Dick & Gloria & Lesley & Michael's
Streatley to Wantage - 3rd August 2003 - 10.5 miles
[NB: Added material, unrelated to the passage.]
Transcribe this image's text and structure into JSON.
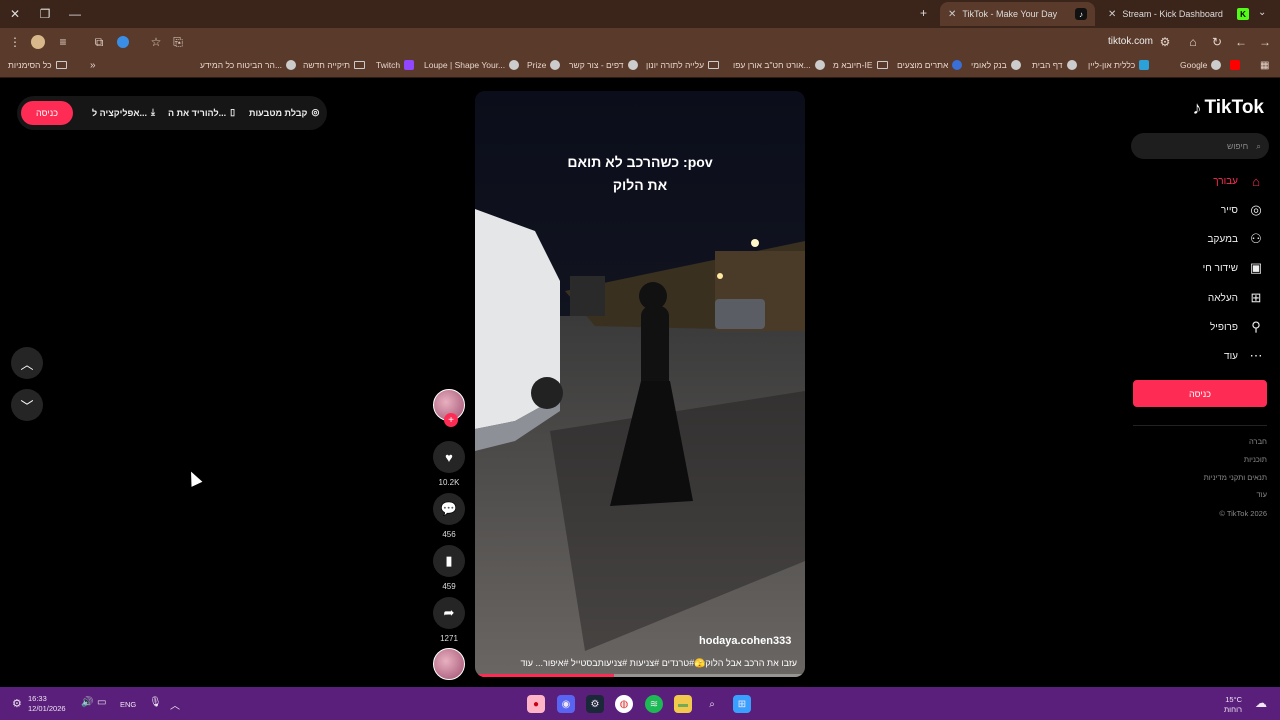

The hottest day yet and a late 11am start a mile or so west of Streatley. We pass occasional walnut trees on a long climb up a flint track. The wild fruits are quietly ripening in the recent sunshine and red and black berries overburden a wayfaring tree (Viburnum lantana). Young hazelnuts, still green, damson and sloe berries hang in the hedgerow larder beside the pathway. Huge quantities of free-range pigs laze about on almost every hillside, frying in the midday Sunday prior to frying in pans on Sunday breakfast tables. The mystery of the darting Chiltern woodland paths has gone - now we can see the route for miles ahead, with no shade for comfort. The harvest continues with fat straw rolls laid by the harvester awaiting collection. Under the huge, blinding blue sky, scarred by vapour trails, we battle on in the overwhelming heat. It's even toooo hot for Richard to raise much steam about a warning sign that appears ahead and the trains that once raised steam on this old railway line must be long broken and gone. Didcot power station, which we first saw from Coombe Hill (Wendover), seems to follow us walk by walk. A glance behind shows the hill we recently passed over behind the signpost. No pub on the path today so we have to detour downhill past sheep meadows to The Harrow at West Ilsley for a life saver in the presence of a Rod Stewart lookeelikee. And, having supped we cross the road to eat in a shelter as ducks take mud baths in the dirty pond and children race by driving giant tractors towing trailers overfull with grain. God punishes those who worship the brewers' wares and makes us walk a long uphill back to The Ridgeway. A brave grasshopper risks crushing on the path as we pass overhead. A yellow bunting flits ahead, singing, from bush to bush as we close the last two miles to the car which sits not far from Baron Wantage's monument, erected by his caring wife, just visible ahead. God, meantime, perhaps guiltily concerned that the punishment may have been too severe, given the temperature, rewards us - a trailbiker, who had earlier covered us in dust and noise as he hurtled past, comes into view ahead on a return run and grinds to a halt yards away. 'I've run out of petrol' he shouts aloud to his companion. Yes! Four smiling ramblers pass quickly by with rejuvenated feet. Smiles fade as a cry of 'I'll switch on my reserve tank' reaches their ears, along with a roar from the beastly machine's exhaust pipe. Smiles fade, bike roar fades as bike fades from view, our parked car comes into view. We sit patiently by the car waiting for the day's heat, stored inside, to fade.